Generally speaking, it’s not a good idea to make another The Exorcist. The second film in the series is so strange and so awful that it’s almost miraculous. It belongs in a jar in a very disturbing section of a natural history museum. When it came time to make a prequel, Morgan Creek hired Paul Schrader to direct it. Schrader made his movie, and when Morgan Creek saw it, they fired him and scrapped it. After hiring director Renny Harlin (Deep Blue Sea) and drastically rejiggering the script, we got Exorcist: The Beginning. After that tanked, Morgan Creek released Schrader’s prequel under the title Dominion. It sucked, too. But The Exorcist III is a different story. While a very different film from William Friedkin’s original, it is the only other movie in the franchise to have any lasting value.
William Peter Blatty, the author of the original 1971 novel, wrote and directed The Exorcist III. Blatty initially developed the project as another collaboration with Exorcist director William Friedkin. But after Friedkin left the project, it slipped into development hell. Not content to leave it at that, Blatty adapted the story into a novel called Legion.
Published in 1983, Legion follows Detective Bill Kinderman fifteen years after he first appeared in The Exorcist. Kinderman is still friends with Father Dyer, a peripheral character from the original novel. But when Kinderman investigates a series of recent murders, he starts to see connections to a long-dead serial killer known as The Gemini. Upon questioning a patient in a psych ward who claims to be The Gemini, Kinderman makes a startling discovery. The patient appears to be Father Damien Karras: the priest who exorcised Regan MacNeil and leapt out a window to his death at the end of The Exorcist.
In the late 80s, Morgan Creek approached Blatty to bring Legion to the big screen. They brought on John Carpenter to direct, but he eventually left when he felt that Blatty should helm the picture. It’s a shame — John Carpenter’s Legion would’ve been a hell of a thing to see. But Blatty gladly stepped in to direct. He cast the great George C. Scott as Kinderman, Ed Flanders as Father Dyer, and Brad Dourif as the creepy Patient X/Father Karras. With a great cast in tow, Blatty made the movie he wanted.
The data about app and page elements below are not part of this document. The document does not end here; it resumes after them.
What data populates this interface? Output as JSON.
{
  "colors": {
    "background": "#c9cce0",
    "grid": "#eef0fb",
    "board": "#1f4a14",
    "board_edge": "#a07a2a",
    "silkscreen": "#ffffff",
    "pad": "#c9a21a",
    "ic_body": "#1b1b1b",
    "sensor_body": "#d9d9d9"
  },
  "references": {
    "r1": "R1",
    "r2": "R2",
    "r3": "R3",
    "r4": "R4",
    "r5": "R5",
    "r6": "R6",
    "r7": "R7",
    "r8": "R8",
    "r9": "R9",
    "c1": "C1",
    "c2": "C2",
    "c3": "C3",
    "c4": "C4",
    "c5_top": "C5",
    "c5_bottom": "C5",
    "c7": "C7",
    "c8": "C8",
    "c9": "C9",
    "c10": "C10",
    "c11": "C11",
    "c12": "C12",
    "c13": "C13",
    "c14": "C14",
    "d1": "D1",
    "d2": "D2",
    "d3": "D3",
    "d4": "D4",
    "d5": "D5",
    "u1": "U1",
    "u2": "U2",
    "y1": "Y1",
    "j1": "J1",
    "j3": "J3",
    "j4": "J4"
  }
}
But Morgan Creek wasn’t pleased.
Hollywood Steps In
Unsatisfied with the film’s loose ties with the first Exorcist, Morgan Creek demanded significant rewrites and additional photography. To bear the title of The Exorcist, they felt the movie needed an effects-heavy exorcism sequence instead of the quiet, talky ending Blatty shot. They wrote a new character, a priest played by Nicol Williamson, into the third act. What’s more, Morgan Creek executives also demanded that Jason Miller (the actor who played Father Karras in The Exorcist) appear as Patient X. The reshoots would be expensive and arduous, especially due to Jason Miller’s declining health. Some of his performance would be accomplished with an uncredited double in lookalike makeup. Blatty wasn’t happy about any of this, but it happened anyway. And it gave us 1990’s The Exorcist III: Legion — a film that received a mixed critical reception but gained a strong cult following.
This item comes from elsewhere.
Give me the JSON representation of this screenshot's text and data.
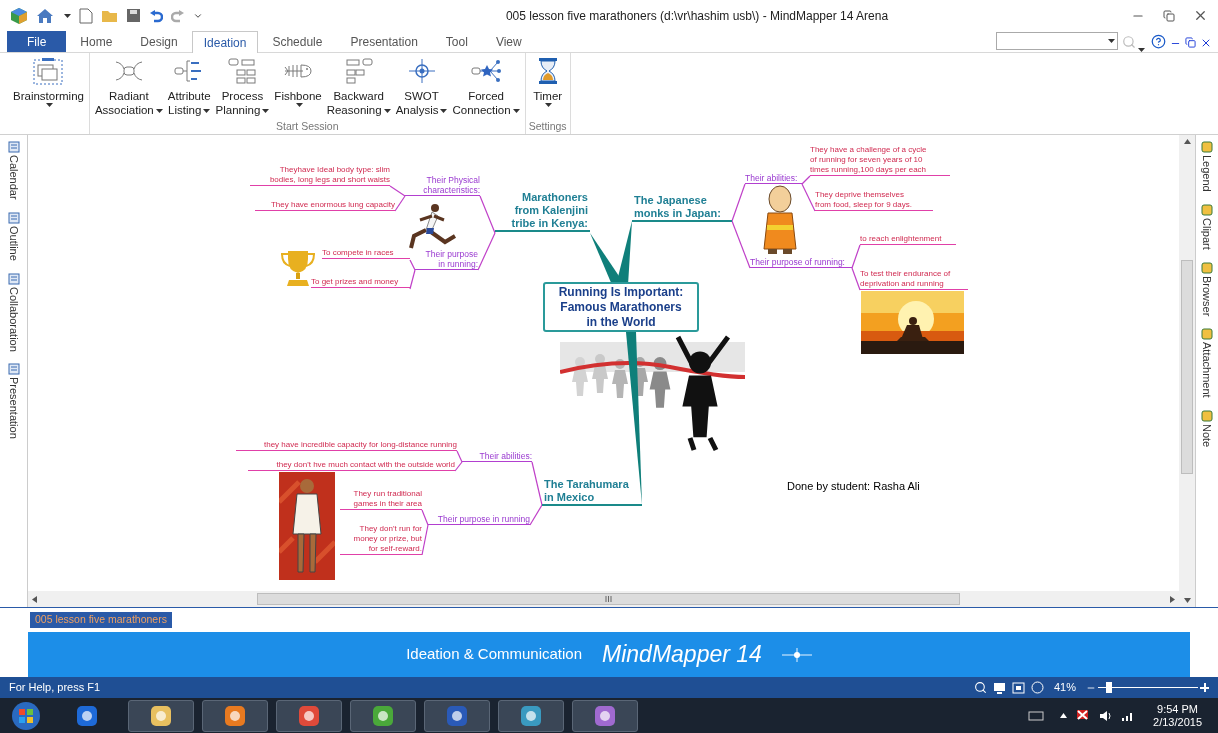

The Director’s Cut
Now Scream Factory, the patron saint of under-appreciated horror films, has assembled a new cut of the movie. They’re calling it the director’s cut. And you’ll be able to see it on the new Collector’s Edition Blu-ray, available starting Tuesday, October 25. It’s more accurate to Blatty’s vision — a more thoughtful, chatty film. And there is no exorcism. There is no Jason Miller or Nicol Williamson.
But I hesitate to call it a real director’s cut of the film. The previously unseen footage is all sourced from VHS tapes, and the difference in quality is staggering. No one reframed or recolored the VHS footage to match the original footage. The audio doesn’t match, either. The footage from the theatrical cut lowered Brad Dourif’s voice a few steps, but the VHS footage doesn’t use the same effect. This is particularly noticeable because a substantial chunk of this new footage is Dourif delivering monologues.
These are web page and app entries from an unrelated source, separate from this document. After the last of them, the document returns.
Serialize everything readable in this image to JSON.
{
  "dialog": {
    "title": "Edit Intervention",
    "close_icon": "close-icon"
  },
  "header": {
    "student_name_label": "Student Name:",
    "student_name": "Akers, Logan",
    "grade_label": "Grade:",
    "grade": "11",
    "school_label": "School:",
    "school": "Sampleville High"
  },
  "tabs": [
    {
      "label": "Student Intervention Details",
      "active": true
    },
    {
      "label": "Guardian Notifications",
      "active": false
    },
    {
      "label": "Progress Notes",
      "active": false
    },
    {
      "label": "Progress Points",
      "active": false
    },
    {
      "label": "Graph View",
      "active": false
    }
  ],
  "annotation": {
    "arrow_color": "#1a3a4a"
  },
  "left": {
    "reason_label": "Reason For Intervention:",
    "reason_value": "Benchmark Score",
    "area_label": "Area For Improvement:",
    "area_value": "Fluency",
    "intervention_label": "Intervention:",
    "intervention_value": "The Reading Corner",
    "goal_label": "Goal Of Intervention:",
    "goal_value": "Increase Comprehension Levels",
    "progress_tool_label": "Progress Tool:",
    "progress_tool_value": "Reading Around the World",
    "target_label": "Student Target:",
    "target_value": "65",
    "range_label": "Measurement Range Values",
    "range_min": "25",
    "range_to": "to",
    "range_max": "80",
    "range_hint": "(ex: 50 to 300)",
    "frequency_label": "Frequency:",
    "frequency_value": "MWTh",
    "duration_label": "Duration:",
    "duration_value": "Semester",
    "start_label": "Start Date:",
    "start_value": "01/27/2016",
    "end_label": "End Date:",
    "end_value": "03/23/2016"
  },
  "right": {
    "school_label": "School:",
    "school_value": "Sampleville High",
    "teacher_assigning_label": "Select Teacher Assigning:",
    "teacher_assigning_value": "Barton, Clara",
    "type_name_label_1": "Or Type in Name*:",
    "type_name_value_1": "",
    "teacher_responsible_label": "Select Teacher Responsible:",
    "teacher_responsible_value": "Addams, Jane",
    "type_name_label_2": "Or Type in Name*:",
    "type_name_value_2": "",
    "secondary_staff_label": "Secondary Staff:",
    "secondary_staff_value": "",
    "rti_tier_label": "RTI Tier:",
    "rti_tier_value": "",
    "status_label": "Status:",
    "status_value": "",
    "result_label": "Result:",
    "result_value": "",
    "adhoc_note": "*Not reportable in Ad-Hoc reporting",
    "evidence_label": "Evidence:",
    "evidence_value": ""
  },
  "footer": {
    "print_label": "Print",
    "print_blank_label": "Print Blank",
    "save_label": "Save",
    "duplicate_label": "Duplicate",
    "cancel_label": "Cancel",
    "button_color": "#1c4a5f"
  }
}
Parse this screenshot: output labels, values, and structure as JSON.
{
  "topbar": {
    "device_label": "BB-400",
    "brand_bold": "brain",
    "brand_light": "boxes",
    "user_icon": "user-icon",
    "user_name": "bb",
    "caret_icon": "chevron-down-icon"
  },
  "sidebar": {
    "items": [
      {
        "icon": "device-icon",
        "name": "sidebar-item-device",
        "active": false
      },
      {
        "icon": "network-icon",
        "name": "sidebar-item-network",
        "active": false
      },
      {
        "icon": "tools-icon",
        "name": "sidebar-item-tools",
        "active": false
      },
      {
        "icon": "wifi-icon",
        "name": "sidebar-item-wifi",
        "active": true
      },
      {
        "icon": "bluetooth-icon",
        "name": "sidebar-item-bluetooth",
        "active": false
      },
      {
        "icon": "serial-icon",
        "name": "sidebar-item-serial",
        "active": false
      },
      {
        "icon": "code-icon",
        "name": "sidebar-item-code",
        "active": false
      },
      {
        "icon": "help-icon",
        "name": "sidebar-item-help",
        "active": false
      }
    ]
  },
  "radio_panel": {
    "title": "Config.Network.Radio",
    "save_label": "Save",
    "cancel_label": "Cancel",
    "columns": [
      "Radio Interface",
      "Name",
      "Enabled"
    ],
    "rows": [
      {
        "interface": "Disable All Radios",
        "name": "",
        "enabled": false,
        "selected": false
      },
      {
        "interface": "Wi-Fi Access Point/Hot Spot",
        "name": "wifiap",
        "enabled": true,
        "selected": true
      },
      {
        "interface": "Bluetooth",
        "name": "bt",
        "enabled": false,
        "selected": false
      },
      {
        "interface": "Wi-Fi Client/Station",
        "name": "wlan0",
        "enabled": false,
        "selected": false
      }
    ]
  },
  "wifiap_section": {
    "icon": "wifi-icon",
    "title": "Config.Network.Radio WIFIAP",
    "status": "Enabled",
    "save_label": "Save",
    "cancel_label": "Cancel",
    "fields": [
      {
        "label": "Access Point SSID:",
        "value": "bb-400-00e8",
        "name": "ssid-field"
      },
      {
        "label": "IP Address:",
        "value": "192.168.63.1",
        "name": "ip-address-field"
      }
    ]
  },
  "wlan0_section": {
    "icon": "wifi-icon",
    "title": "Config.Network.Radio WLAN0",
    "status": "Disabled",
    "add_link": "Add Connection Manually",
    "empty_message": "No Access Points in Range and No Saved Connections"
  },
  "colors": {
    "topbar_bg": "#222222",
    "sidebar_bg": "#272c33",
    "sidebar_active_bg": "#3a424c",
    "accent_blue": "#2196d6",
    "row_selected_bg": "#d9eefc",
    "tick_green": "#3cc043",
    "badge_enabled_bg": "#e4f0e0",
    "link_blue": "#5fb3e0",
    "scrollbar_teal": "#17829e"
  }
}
But despite its technical shortcomings, the director’s cut is still essential viewing for fans. The Blu-ray also contains the original theatrical cut, which looks great after a new 2K scan. The new interviews on this Collector’s Edition reveal some fascinating details about the film’s reshoots and Blatty’s directorial methods. So this new edition is, without a doubt, the best way to watch The Exorcist III. And if you’ve never seen it, expect something very different from The Exorcist. It has its share of scary moments, but this is a contemplative movie. It’s a little sad, a little sleepy. It’s a story about old men confronting illness, death, dementia, heaven, and hell. And it’s the one other Exorcist movie that wasn’t a terrible idea.